This policy takes power away from the people who are closest to the child: the parent, the teacher, and the principal, and gives it to the Board of Trustees and the Texas Education Agency to determine if one test outweighs an entire years’ worth of classwork. Decisions about whether a child is promoted or retained should be individualized and made by those that personally know students and their abilities.

Future Design Recommendation

We believe it is time for HISD to adopt a promotion standards policy that is comprehensive and proactive. The choice to retain a children or socially promote them is a bad choice — neither of which is a successful outcome. Promotion policy and intervention policy cannot be disconnected, and interventions need resources to be timely and effective. 

We believe the following should be included in a future comprehensive promotion policy:

  • Removal of criterion-referenced tests from promotion requirements;
  • Inclusion of language requiring intervention early in the school year for students that are struggling, preferably including a timeline;
  • Inclusion of screening of child for disability in the second half of the year if interventions are not successful;
  • Language that promotes keeping student’s emotional health at the forefront of decision making about grade placement.

We believe these policy attributes can have long-lasting, powerful effect on HISD students and the district’s climate and culture. 

Example District Policies

Click to download full SBISD policy

Click to download full SBISD policy

In reviewing dozens of local promotion standards from districts around the state, we found Spring Branch ISD to particularly positive. SBISD’s policy stands out due to a number of factors including:

  • recognizing a promotion decision based on a matrix of information, 
  • discrete differentiation in standards for Kindergarten, Grades 1-5, Grades 6-8 and Grades 9-12,
  • articulating parent involvement in accelerated instruction and retention decisions,
  • contemplating age-appropriateness of campus placement separate from grade placement,
  • provision of superintendent oversight of annual retention trends by campus, and 
  • integration of a retention reduction plan.

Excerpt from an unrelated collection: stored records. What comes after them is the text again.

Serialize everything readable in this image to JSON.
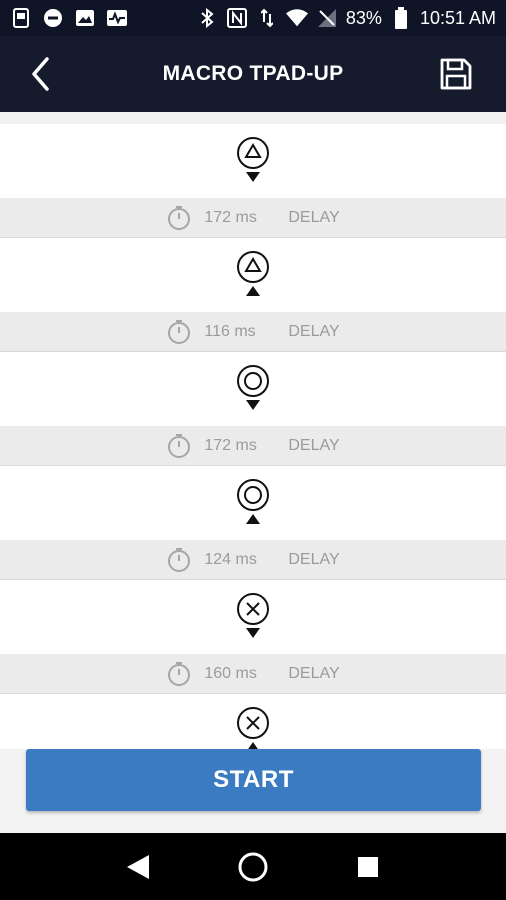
{
  "status_bar": {
    "battery": "83%",
    "time": "10:51 AM"
  },
  "header": {
    "title": "MACRO TPAD-UP"
  },
  "macro_steps": [
    {
      "button": "triangle",
      "direction": "down",
      "delay_ms": "172 ms",
      "delay_label": "DELAY"
    },
    {
      "button": "triangle",
      "direction": "up",
      "delay_ms": "116 ms",
      "delay_label": "DELAY"
    },
    {
      "button": "circle",
      "direction": "down",
      "delay_ms": "172 ms",
      "delay_label": "DELAY"
    },
    {
      "button": "circle",
      "direction": "up",
      "delay_ms": "124 ms",
      "delay_label": "DELAY"
    },
    {
      "button": "cross",
      "direction": "down",
      "delay_ms": "160 ms",
      "delay_label": "DELAY"
    },
    {
      "button": "cross",
      "direction": "up",
      "delay_ms": "",
      "delay_label": ""
    }
  ],
  "start_button": {
    "label": "START"
  },
  "colors": {
    "app_bar": "#151a2c",
    "accent": "#3b7bc2"
  },
  "icons": {
    "back": "chevron-left-icon",
    "save": "floppy-disk-icon",
    "delay": "stopwatch-icon"
  }
}
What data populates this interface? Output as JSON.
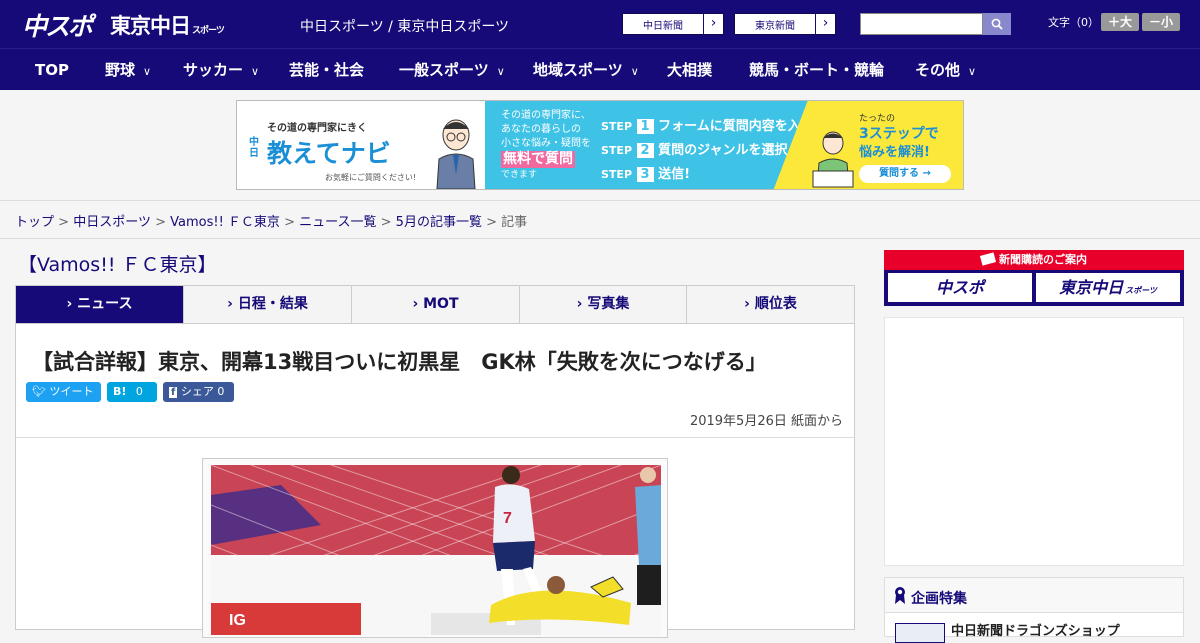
{
  "header": {
    "logo": "中スポ",
    "logo2": "東京中日",
    "logo2_sub": "スポーツ",
    "tagline": "中日スポーツ / 東京中日スポーツ",
    "paper_links": [
      "中日新聞",
      "東京新聞"
    ],
    "search_placeholder": "",
    "font_size_label": "文字（0）",
    "font_larger": "＋大",
    "font_smaller": "－小"
  },
  "nav": {
    "items": [
      {
        "label": "TOP",
        "dropdown": false
      },
      {
        "label": "野球",
        "dropdown": true
      },
      {
        "label": "サッカー",
        "dropdown": true
      },
      {
        "label": "芸能・社会",
        "dropdown": false
      },
      {
        "label": "一般スポーツ",
        "dropdown": true
      },
      {
        "label": "地域スポーツ",
        "dropdown": true
      },
      {
        "label": "大相撲",
        "dropdown": false
      },
      {
        "label": "競馬・ボート・競輪",
        "dropdown": false
      },
      {
        "label": "その他",
        "dropdown": true
      }
    ]
  },
  "ad_banner": {
    "tag": "その道の専門家にきく",
    "brand_prefix": "中日",
    "brand": "教えてナビ",
    "sub": "お気軽にご質問ください!",
    "mid_text": [
      "その道の専門家に、",
      "あなたの暮らしの",
      "小さな悩み・疑問を"
    ],
    "mid_highlight": "無料で質問",
    "mid_end": "できます",
    "steps": [
      {
        "label": "STEP",
        "num": "1",
        "text": "フォームに質問内容を入力"
      },
      {
        "label": "STEP",
        "num": "2",
        "text": "質問のジャンルを選択"
      },
      {
        "label": "STEP",
        "num": "3",
        "text": "送信!"
      }
    ],
    "right_small": "たったの",
    "right_big": "3ステップで",
    "right_mid": "悩みを解消!",
    "right_btn": "質問する →"
  },
  "breadcrumb": {
    "items": [
      "トップ",
      "中日スポーツ",
      "Vamos!! ＦＣ東京",
      "ニュース一覧",
      "5月の記事一覧"
    ],
    "current": "記事",
    "sep": ">"
  },
  "section_title": "【Vamos!! ＦＣ東京】",
  "tabs": [
    {
      "label": "ニュース",
      "active": true
    },
    {
      "label": "日程・結果",
      "active": false
    },
    {
      "label": "MOT",
      "active": false
    },
    {
      "label": "写真集",
      "active": false
    },
    {
      "label": "順位表",
      "active": false
    }
  ],
  "article": {
    "headline": "【試合詳報】東京、開幕13戦目ついに初黒星　GK林「失敗を次につなげる」",
    "share": {
      "tweet": "ツイート",
      "hatena_count": "0",
      "facebook_label": "シェア",
      "facebook_count": "0"
    },
    "date": "2019年5月26日 紙面から",
    "photo_jersey_number": "7"
  },
  "sidebar": {
    "subscription_head": "新聞購読のご案内",
    "subscription_papers": [
      "中スポ",
      "東京中日"
    ],
    "subscription_paper2_sub": "スポーツ",
    "feature_title": "企画特集",
    "feature_item": "中日新聞ドラゴンズショップ"
  },
  "colors": {
    "brand_navy": "#150a78",
    "accent_red": "#e8002b",
    "twitter": "#1da1f2",
    "hatena": "#00a4de",
    "facebook": "#3b5998"
  }
}
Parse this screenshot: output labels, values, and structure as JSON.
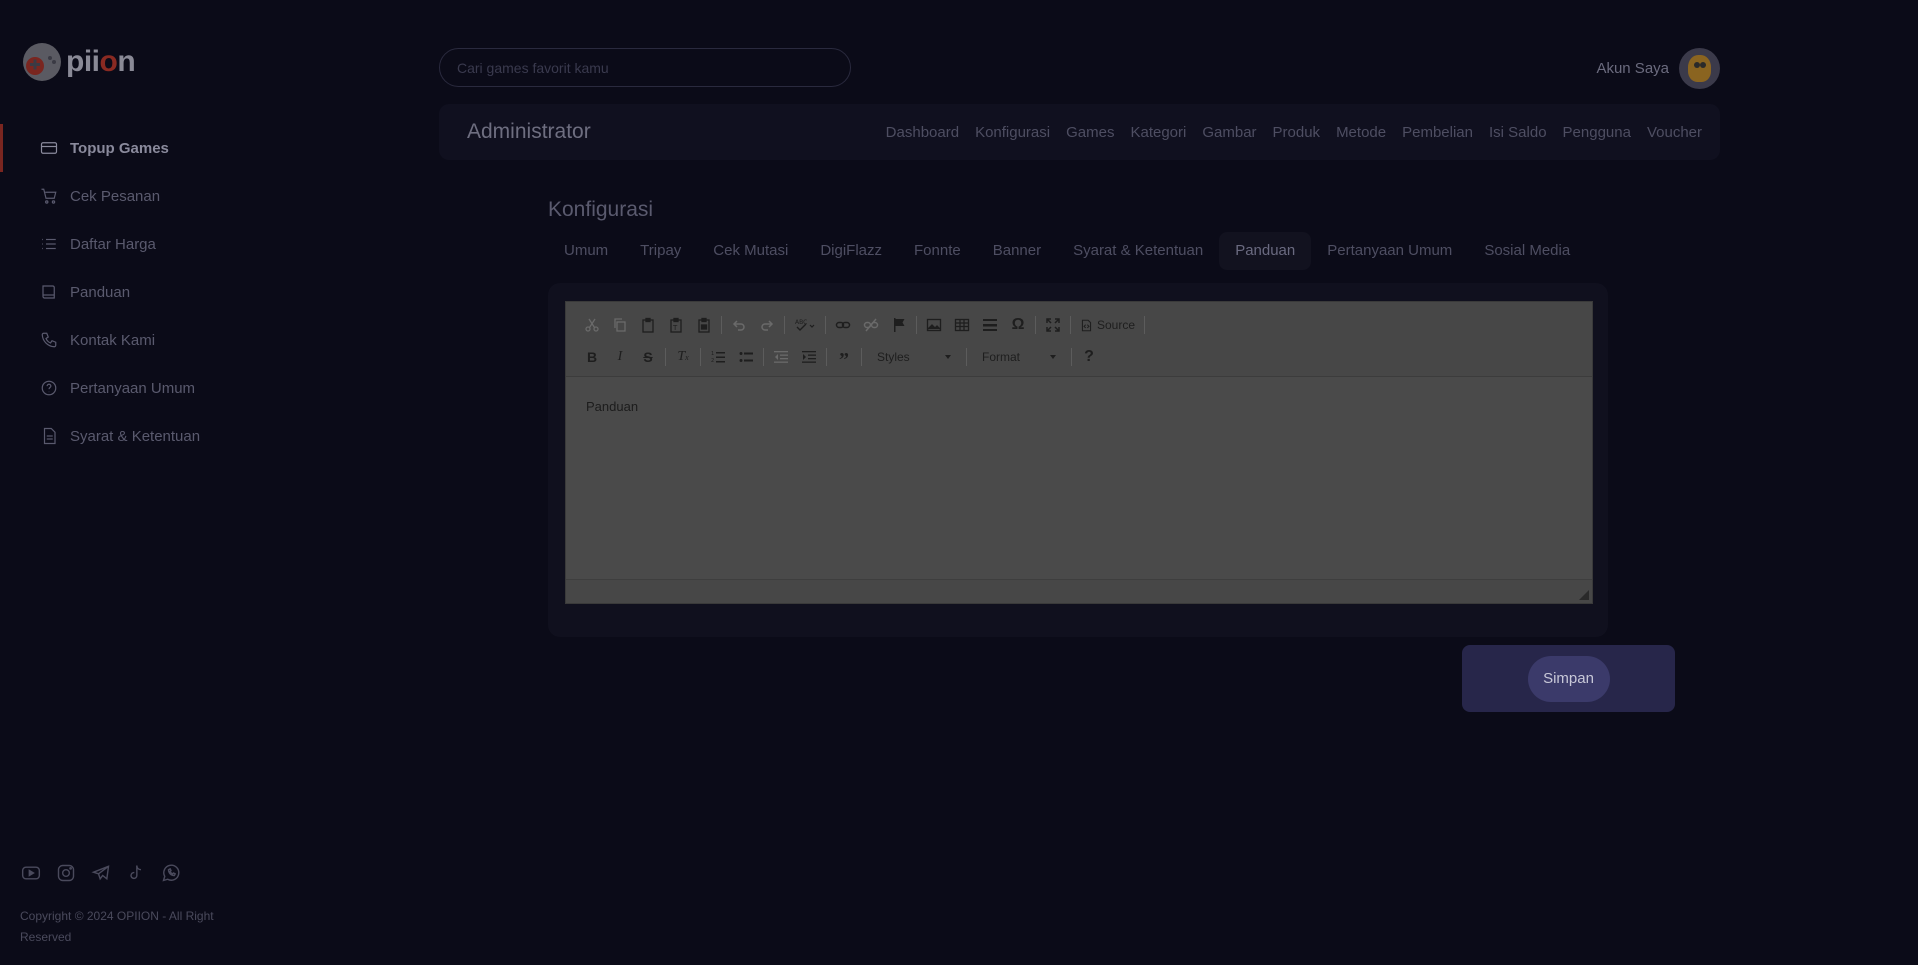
{
  "brand": {
    "logo_text_prefix": "pii",
    "logo_text_o": "o",
    "logo_text_suffix": "n"
  },
  "sidebar": {
    "items": [
      {
        "label": "Topup Games",
        "icon": "card-icon",
        "active": true
      },
      {
        "label": "Cek Pesanan",
        "icon": "cart-icon",
        "active": false
      },
      {
        "label": "Daftar Harga",
        "icon": "list-icon",
        "active": false
      },
      {
        "label": "Panduan",
        "icon": "book-icon",
        "active": false
      },
      {
        "label": "Kontak Kami",
        "icon": "phone-icon",
        "active": false
      },
      {
        "label": "Pertanyaan Umum",
        "icon": "help-circle-icon",
        "active": false
      },
      {
        "label": "Syarat & Ketentuan",
        "icon": "document-icon",
        "active": false
      }
    ],
    "socials": [
      "youtube-icon",
      "instagram-icon",
      "telegram-icon",
      "tiktok-icon",
      "whatsapp-icon"
    ],
    "copyright": "Copyright © 2024 OPIION - All Right Reserved"
  },
  "header": {
    "search_placeholder": "Cari games favorit kamu",
    "account_label": "Akun Saya"
  },
  "admin_bar": {
    "title": "Administrator",
    "links": [
      "Dashboard",
      "Konfigurasi",
      "Games",
      "Kategori",
      "Gambar",
      "Produk",
      "Metode",
      "Pembelian",
      "Isi Saldo",
      "Pengguna",
      "Voucher"
    ]
  },
  "main": {
    "section_title": "Konfigurasi",
    "tabs": [
      "Umum",
      "Tripay",
      "Cek Mutasi",
      "DigiFlazz",
      "Fonnte",
      "Banner",
      "Syarat & Ketentuan",
      "Panduan",
      "Pertanyaan Umum",
      "Sosial Media"
    ],
    "active_tab": "Panduan",
    "editor": {
      "source_label": "Source",
      "styles_label": "Styles",
      "format_label": "Format",
      "help_label": "?",
      "content": "Panduan"
    },
    "save_label": "Simpan"
  },
  "colors": {
    "background": "#0b0b18",
    "accent": "#7a2620",
    "save_button": "#3b3a6a"
  }
}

We have included a copy of SBISD’s promotion standards policy appended to the end of this brief. We also commend the policies of Arlington ISD and Northside ISD. Though not as comprehensive, those districts stand as examples of the many districts around the state with a student/teacher/parent-centered approach to promotion and retention policies. 


Owings & Kaplan. (2001). “Alternatives to Retention and Social Promotion”. Retrieved from http://ww2.odu.edu/~wowings/FB481-Owings-Kaplan.pdf
Bryant, S. (1998 April 17). HISD tentatively approves 3 new criteria for students. Houston Chronicle.
Mellon, E. (2010 November 18). Grier skeptical of idea of easing HISD promotion standards. Houston Chronicle. 
Stutz, Terrence. (2010 November 29). Social Promotion Law Has Little Impact: 8th Graders Fail At Same Rates As Before the Rule. Houston Chronicle.
Johnson, Paula. In-Grade Retention in the Early Years: What’s Holding Children Back? Retrieved from: http://www.idra.org/resource-center/grade-retention-early-years-whats-holding-children-back/
Solis, A. & Romero, A.A. The Promise and Perils of the Texas School Success Initiative. Retrieved from: http://www.idra.org/resource-center/the-promise-and-perils-of-the-texas-school-success-initiative/